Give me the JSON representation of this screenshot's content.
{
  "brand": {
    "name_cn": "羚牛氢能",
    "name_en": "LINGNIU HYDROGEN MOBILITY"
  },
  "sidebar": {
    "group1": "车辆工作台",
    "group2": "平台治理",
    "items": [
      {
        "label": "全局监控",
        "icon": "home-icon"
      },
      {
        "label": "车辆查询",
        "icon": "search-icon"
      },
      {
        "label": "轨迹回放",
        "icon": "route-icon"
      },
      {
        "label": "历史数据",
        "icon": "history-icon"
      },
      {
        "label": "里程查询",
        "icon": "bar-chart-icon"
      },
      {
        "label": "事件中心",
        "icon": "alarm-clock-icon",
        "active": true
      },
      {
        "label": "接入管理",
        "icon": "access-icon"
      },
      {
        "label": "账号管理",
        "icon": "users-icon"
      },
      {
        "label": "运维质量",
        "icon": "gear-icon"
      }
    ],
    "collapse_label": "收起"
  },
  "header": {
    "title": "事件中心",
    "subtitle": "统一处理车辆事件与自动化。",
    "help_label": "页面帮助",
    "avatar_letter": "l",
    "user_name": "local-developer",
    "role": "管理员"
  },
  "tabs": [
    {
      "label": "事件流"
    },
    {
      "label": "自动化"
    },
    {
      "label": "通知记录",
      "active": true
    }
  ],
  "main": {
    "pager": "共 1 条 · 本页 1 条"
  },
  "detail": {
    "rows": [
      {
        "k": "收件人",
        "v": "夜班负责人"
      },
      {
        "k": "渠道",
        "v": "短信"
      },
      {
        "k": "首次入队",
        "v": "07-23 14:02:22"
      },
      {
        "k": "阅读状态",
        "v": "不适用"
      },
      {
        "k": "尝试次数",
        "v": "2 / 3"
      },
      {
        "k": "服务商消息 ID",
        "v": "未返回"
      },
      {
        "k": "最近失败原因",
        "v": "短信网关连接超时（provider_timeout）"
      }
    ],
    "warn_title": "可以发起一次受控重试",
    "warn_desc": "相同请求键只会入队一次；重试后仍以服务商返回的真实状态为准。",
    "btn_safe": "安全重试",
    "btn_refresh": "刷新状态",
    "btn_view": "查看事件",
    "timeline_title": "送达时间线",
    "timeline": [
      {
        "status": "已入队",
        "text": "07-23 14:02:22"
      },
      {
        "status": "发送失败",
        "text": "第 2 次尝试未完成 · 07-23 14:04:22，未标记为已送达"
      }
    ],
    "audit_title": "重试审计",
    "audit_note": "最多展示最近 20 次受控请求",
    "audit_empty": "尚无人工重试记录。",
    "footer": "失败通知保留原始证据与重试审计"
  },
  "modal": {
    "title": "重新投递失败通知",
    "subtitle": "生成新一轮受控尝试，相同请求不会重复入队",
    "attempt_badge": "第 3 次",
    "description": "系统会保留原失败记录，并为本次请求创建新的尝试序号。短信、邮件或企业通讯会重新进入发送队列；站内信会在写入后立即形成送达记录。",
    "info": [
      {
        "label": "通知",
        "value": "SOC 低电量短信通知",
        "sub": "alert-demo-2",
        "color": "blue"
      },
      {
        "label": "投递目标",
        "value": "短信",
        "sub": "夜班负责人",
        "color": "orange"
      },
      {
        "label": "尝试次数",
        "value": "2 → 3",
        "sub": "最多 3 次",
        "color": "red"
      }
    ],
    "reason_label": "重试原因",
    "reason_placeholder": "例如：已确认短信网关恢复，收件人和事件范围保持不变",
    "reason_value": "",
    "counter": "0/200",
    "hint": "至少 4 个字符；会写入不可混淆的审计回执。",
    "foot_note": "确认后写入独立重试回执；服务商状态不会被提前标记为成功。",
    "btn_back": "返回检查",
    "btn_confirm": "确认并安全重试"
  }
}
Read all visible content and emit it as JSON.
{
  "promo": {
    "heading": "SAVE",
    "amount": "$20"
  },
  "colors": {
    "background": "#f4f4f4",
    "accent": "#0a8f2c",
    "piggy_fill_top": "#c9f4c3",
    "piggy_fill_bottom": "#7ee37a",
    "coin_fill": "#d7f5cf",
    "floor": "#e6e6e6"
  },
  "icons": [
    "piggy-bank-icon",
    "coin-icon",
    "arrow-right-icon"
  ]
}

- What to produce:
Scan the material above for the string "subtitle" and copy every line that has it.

- Task response:
    "subtitle": "统一处理车辆事件与自动化。",
    "subtitle": "生成新一轮受控尝试，相同请求不会重复入队",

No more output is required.